Differences from the poem. The poem’s storyline was greatly embellished in order to pad it out to ninety minutes. The characters of Truson, Mara, and the King’s Emissary, as well as several bit roles, were invented for the film, as were the happy ending and the storyline about the town entering a competition to win a banner from the King. In the poem, however, the mayor cheats the Piper over the payment for ridding the town of rats. In Browning’s original poem, and in the original legend on which the poem was based, the children never do come back.
The film was one of several telecasts in the 1950s of musical fantasies aimed at children and shown as specials. This trend was caused by the enormous success of the first two live telecasts (in 1955 and 1956) of the Mary Martin Peter Pan, which had gained the largest audience for a TV special to date. In late 1955, Hallmark Hall of Fame had presented a live telecast of the 1932 stage adaptation of Alice in Wonderland. This had been followed in 1956 by the first telecast of MGM’s 1939 film The Wizard of Oz (starring Judy Garland), and the first, live version of Rodgers and Hammerstein’s only musical for television, Cinderella (1957), starring Julie Andrews. Both The Wizard of Oz and Cinderella also drew large audiences on television. And only a month before the telecast of The Pied Piper of Hamelin, NBC had presented live a live-action musical adaptation of Pinocchio, with Mickey Rooney as the puppet who longs to be a real boy. In 1958, a live musical version of Hansel and Gretel, with Barbara Cook and Red Buttons, would also be televised. Both Pinocchio and Hansel and Gretel boasted scores by Alec Wilder. Cole Porter would follow in 1958 with Aladdin, starring Sal Mineo and Basil Rathbone, and that same year, ABC, with the help of Serge Prokofiev and Ogden Nash, would combine the elements of musical comedy, marionette presentations, and classical music in a successful special entitled “Art Carney Meets Peter and the Wolf”.
As in the 1944 Broadway musical Song of Norway, many of Grieg’s most famous pieces are heard here, albeit with lyrics.
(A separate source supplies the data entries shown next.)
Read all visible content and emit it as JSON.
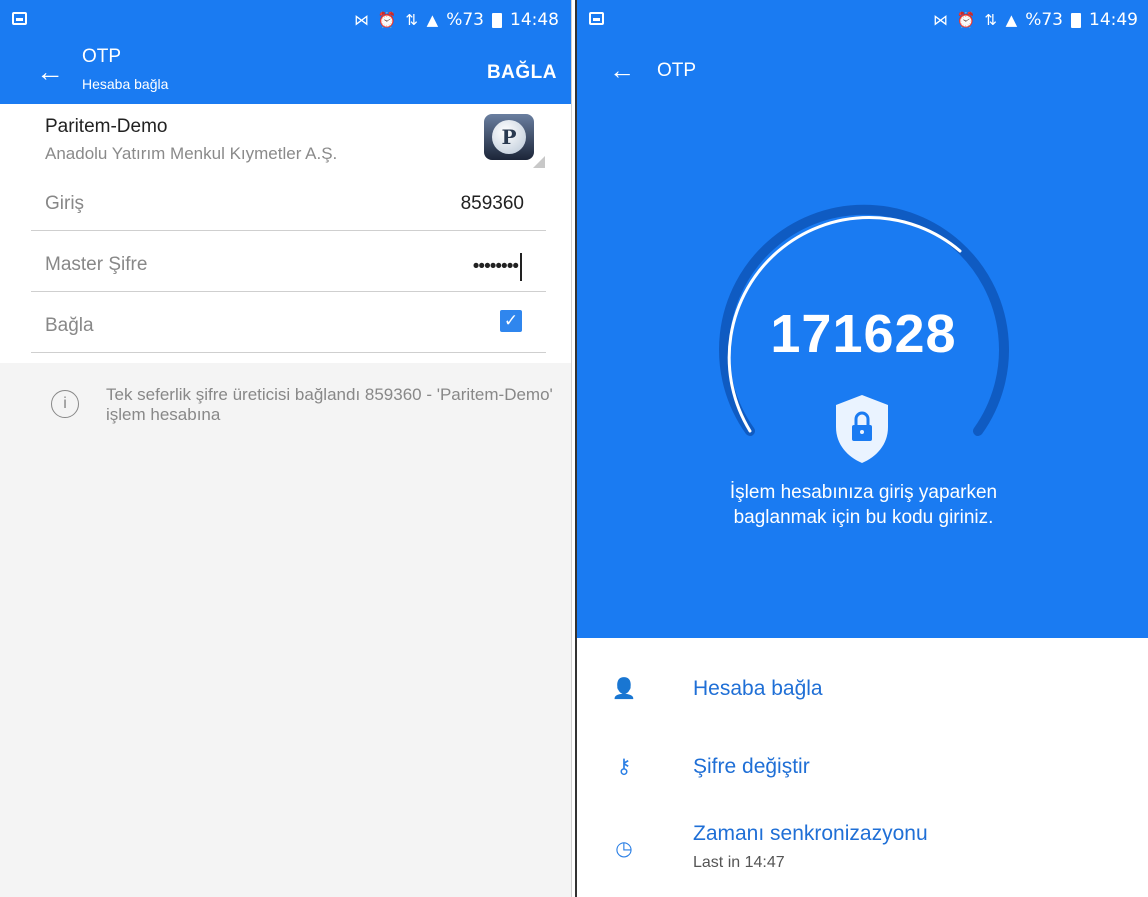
{
  "status_left": {
    "glyphs": "⋈ ⏰ ⇅ ▲",
    "battery_pct": "%73",
    "time": "14:48"
  },
  "status_right": {
    "glyphs": "⋈ ⏰ ⇅ ▲",
    "battery_pct": "%73",
    "time": "14:49"
  },
  "left": {
    "appbar": {
      "title": "OTP",
      "subtitle": "Hesaba bağla",
      "action": "BAĞLA"
    },
    "account": {
      "name": "Paritem-Demo",
      "org": "Anadolu Yatırım Menkul Kıymetler A.Ş.",
      "logo_letter": "P"
    },
    "fields": {
      "login_label": "Giriş",
      "login_value": "859360",
      "master_label": "Master Şifre",
      "master_value": "••••••••",
      "connect_label": "Bağla",
      "connect_checked": true
    },
    "info_text": "Tek seferlik şifre üreticisi bağlandı 859360 - 'Paritem-Demo' işlem hesabına"
  },
  "right": {
    "title": "OTP",
    "code": "171628",
    "description_line1": "İşlem hesabınıza giriş yaparken",
    "description_line2": "baglanmak için bu kodu giriniz.",
    "menu": [
      {
        "label": "Hesaba bağla",
        "icon": "user-check-icon"
      },
      {
        "label": "Şifre değiştir",
        "icon": "key-change-icon"
      },
      {
        "label": "Zamanı senkronizazyonu",
        "sub": "Last in 14:47",
        "icon": "clock-sync-icon"
      }
    ]
  },
  "colors": {
    "primary": "#1a7bf2",
    "link": "#1f6fd6",
    "muted": "#888888"
  }
}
The first movement of the Piano Concerto in A Minor serves as the tune for the lovers’ duet; Wedding-Day at Troldhaugen serves as a work song for the townsfolk of Hamelin, and Grieg’s Peer Gynt music is used for most of the other musical numbers.